“And so, the second phase will include some geological mapping, pitting and trenching and geophysics in the near future. A controlled and modular programme will enable us to test hypotheses and step up activity quickly if justified.”

So far, Bell explains that the project has been self-funded but as the company progresses to more advanced stages of exploration, it will look to mobilise more money.

“We will do this by either using some of our internal resources or by raising specific funding for the project, either by taking in partners, selling some of our projects or getting funding from the market. We are lucky in having existing income sources that support our basic costs.”

DRC is not that bad

With demand for raw materials at a low, along with the DRC getting a poor investor attractiveness rating by the Fraser Institute, why is Red Rock looking to invest in the country?

Bell explains that advancing Luanshimba will put the company in a good position when the market starts to gain upward momentum again.

“At the moment, everything is in flux but it will recover and it will happen at a rapid rate. When this happens there will be new market leaders and we want to among those companies with good assets and prospects, states Bell.

Meanwhile, he says that the perception that it is difficult to conduct business in the DRC is an incorrect assumption. There are a lot of companies currently operating in the DRC that don’t have an understanding of how procedures work in a Francophone country, particularly when it comes to language capabilities.

“As in any region, once you are on the ground and speak to people, you get an understanding of how things operate in a country which had been cut off from mainstream financial markets for a long time because of political conflict.

“Now there have been a number of years of peace and the progress in the country has been remarkably rapid and the number of new mines that have opened in the country is impressive.

Read more about mining in the DRC

“It is also important that you have the right local partners.
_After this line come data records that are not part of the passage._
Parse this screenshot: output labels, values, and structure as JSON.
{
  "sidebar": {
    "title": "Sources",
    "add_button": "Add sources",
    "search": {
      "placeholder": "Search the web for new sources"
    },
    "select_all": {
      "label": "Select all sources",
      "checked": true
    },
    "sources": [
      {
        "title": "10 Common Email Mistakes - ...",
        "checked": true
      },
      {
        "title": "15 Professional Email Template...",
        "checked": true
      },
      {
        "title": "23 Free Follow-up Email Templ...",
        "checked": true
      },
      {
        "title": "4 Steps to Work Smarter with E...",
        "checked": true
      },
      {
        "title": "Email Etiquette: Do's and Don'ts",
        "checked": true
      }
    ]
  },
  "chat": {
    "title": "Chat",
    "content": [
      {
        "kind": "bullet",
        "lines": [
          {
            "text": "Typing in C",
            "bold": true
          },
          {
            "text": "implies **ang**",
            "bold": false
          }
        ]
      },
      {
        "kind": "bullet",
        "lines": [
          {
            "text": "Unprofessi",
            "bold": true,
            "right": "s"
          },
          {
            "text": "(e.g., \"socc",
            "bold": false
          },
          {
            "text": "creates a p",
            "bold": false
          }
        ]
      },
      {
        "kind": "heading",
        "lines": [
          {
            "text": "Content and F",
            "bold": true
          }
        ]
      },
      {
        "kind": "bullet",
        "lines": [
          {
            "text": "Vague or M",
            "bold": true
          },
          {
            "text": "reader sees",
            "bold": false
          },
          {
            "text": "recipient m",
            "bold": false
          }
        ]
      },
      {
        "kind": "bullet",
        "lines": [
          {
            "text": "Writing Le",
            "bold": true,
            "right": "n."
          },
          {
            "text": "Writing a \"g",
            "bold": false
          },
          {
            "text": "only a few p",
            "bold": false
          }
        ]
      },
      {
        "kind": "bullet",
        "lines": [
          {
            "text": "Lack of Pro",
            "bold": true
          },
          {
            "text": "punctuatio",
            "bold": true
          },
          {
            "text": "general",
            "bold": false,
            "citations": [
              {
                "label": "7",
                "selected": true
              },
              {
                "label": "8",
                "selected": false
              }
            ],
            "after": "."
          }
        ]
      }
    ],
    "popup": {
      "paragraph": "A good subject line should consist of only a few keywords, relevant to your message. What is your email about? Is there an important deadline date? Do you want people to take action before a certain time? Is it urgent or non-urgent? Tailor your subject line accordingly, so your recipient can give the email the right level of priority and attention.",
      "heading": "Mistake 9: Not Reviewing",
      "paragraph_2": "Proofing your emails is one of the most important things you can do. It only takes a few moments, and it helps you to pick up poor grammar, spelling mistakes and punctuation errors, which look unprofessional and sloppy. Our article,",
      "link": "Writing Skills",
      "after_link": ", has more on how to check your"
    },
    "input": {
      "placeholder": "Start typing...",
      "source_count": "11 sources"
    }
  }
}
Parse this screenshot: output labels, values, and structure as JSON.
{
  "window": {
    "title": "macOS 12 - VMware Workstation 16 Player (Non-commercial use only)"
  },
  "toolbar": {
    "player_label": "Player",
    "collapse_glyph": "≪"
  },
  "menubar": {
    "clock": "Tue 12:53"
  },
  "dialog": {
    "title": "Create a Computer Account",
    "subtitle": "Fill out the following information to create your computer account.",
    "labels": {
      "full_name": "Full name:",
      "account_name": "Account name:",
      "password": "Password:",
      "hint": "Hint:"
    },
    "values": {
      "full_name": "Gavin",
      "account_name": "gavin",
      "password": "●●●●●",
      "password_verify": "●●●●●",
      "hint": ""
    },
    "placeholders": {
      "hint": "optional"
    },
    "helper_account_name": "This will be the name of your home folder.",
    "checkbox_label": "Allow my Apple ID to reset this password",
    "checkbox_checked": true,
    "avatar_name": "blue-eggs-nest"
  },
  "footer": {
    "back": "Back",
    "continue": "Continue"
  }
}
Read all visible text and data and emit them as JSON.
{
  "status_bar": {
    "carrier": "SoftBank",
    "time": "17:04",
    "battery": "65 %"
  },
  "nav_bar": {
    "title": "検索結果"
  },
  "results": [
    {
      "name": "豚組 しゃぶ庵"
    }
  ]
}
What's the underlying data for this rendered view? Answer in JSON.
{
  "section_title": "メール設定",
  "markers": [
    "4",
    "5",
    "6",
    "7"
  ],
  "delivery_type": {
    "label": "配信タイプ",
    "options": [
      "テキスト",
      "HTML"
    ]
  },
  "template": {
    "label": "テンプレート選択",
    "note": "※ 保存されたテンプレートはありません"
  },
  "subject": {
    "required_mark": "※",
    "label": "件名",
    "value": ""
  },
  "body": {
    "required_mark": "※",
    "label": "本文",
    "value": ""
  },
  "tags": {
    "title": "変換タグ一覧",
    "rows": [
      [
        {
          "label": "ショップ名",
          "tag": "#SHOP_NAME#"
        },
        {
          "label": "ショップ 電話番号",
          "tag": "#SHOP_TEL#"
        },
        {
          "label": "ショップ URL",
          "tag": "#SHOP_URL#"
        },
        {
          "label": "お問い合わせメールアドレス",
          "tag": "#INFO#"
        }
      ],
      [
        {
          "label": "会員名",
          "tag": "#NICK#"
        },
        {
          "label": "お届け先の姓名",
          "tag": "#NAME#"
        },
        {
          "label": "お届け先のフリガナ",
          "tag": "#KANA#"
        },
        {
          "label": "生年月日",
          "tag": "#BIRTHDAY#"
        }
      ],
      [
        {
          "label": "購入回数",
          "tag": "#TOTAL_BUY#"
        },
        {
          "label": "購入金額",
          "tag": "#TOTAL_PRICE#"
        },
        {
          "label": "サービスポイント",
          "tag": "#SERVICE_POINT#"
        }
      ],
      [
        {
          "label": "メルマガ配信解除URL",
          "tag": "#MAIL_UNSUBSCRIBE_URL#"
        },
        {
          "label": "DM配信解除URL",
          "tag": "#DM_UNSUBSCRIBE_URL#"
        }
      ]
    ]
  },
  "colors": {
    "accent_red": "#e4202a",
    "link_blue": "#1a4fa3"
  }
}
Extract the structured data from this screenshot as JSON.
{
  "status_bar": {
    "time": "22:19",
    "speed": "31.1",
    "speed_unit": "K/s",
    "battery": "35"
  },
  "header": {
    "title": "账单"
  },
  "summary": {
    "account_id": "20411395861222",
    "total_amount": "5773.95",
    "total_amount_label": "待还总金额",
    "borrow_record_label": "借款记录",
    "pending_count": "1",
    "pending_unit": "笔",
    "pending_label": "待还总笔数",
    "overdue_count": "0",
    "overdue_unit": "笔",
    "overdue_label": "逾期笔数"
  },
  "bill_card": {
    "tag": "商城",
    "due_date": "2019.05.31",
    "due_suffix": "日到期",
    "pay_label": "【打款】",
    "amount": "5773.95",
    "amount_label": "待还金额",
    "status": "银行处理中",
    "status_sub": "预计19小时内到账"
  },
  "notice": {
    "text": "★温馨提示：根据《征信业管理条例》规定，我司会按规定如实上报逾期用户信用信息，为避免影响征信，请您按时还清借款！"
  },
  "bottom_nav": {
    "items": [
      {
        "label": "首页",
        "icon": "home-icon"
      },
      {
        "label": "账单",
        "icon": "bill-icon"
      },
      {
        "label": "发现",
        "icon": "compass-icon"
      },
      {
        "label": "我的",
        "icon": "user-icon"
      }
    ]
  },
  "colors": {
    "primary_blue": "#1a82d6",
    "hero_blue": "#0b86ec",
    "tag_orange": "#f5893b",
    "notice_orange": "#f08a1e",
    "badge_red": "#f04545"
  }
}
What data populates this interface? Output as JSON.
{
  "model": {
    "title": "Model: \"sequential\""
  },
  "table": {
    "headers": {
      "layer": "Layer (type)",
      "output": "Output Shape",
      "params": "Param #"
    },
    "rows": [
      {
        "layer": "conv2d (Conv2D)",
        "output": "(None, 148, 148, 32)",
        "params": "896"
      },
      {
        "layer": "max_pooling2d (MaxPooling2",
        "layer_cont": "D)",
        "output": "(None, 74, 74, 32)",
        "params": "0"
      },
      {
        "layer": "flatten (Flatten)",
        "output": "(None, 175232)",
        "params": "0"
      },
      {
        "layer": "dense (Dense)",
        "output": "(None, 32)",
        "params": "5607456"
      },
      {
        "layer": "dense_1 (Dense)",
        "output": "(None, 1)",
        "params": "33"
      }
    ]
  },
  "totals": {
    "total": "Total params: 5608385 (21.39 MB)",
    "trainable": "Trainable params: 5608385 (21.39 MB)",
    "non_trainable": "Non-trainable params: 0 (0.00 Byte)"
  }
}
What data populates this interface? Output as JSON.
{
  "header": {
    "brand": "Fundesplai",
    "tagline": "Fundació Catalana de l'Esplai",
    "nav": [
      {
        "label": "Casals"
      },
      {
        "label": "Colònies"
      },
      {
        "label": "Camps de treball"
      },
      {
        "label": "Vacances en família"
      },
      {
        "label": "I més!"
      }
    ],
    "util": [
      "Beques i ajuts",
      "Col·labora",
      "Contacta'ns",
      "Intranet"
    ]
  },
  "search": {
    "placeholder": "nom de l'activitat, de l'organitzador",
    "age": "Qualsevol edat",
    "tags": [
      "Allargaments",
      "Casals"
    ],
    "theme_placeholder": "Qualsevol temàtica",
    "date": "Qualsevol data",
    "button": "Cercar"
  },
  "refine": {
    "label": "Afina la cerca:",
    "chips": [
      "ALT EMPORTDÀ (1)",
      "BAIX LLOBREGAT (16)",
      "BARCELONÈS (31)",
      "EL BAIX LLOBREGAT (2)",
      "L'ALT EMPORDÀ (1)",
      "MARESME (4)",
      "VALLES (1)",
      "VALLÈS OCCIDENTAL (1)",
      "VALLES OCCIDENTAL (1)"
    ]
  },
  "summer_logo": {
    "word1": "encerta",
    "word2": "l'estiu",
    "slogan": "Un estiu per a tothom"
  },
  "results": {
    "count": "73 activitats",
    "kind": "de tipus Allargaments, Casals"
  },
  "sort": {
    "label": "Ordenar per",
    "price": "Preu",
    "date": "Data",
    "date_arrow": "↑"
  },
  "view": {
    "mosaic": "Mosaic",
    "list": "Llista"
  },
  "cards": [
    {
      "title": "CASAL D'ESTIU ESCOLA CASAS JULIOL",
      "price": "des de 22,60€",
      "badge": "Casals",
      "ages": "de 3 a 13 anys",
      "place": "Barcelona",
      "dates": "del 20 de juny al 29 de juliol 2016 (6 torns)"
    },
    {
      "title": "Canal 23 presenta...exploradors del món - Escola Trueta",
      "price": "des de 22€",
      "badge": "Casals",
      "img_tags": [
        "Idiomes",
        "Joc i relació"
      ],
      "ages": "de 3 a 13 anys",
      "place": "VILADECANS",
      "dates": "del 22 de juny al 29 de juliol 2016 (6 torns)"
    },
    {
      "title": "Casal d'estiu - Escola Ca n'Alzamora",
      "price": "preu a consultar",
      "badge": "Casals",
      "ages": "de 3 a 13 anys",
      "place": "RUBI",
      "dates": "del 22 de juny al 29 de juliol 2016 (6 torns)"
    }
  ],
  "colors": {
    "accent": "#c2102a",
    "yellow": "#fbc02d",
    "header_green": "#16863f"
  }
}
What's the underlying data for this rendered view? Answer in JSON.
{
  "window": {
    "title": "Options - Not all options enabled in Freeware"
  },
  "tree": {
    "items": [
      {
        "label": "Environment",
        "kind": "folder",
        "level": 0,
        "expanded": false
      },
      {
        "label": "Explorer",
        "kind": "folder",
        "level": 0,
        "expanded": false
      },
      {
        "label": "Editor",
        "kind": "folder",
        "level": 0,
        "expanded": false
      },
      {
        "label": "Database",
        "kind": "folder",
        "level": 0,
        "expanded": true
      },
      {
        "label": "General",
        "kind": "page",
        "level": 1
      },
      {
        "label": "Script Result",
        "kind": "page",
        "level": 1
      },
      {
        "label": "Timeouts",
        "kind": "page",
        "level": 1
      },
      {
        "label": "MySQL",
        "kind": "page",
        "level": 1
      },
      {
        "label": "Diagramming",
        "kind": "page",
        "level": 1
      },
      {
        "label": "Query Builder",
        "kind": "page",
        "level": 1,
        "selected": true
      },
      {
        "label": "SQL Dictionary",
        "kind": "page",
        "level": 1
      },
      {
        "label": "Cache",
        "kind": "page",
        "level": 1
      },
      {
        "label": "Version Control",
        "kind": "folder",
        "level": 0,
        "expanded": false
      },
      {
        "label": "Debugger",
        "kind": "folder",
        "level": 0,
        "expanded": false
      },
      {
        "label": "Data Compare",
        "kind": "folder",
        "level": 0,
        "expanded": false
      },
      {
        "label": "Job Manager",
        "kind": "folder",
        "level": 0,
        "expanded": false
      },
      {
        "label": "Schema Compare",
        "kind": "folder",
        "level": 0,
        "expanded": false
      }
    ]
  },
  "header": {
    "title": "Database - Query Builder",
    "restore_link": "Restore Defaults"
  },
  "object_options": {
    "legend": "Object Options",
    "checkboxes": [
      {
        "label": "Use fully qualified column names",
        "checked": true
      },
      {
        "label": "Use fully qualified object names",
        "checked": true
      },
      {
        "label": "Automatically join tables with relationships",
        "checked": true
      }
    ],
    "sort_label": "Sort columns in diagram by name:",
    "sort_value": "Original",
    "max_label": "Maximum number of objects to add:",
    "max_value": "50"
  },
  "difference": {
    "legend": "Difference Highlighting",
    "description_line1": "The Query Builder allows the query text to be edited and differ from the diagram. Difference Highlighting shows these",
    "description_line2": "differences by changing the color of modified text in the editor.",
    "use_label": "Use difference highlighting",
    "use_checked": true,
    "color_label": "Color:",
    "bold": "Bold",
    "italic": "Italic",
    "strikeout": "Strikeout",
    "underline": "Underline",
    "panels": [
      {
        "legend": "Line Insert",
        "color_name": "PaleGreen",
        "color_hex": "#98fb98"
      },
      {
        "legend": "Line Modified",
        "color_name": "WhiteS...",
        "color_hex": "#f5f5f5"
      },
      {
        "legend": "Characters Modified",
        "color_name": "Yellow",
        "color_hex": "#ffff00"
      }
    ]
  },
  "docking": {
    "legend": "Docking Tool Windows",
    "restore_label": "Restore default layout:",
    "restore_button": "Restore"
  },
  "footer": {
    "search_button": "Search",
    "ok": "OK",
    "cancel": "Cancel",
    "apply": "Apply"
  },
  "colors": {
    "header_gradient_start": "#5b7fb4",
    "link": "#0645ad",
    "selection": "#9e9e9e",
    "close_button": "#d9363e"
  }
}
Yes, in any partnership, the expectations are different for each party but we need to manage it.  

“Red Rock is in one of the world’s most prospective environments for the minerals we seek, working with skilled and experienced local partners, and approach this new phase of our activity in the DRC with considerable excitement,” he concludes.

Read more about Red Rock Resources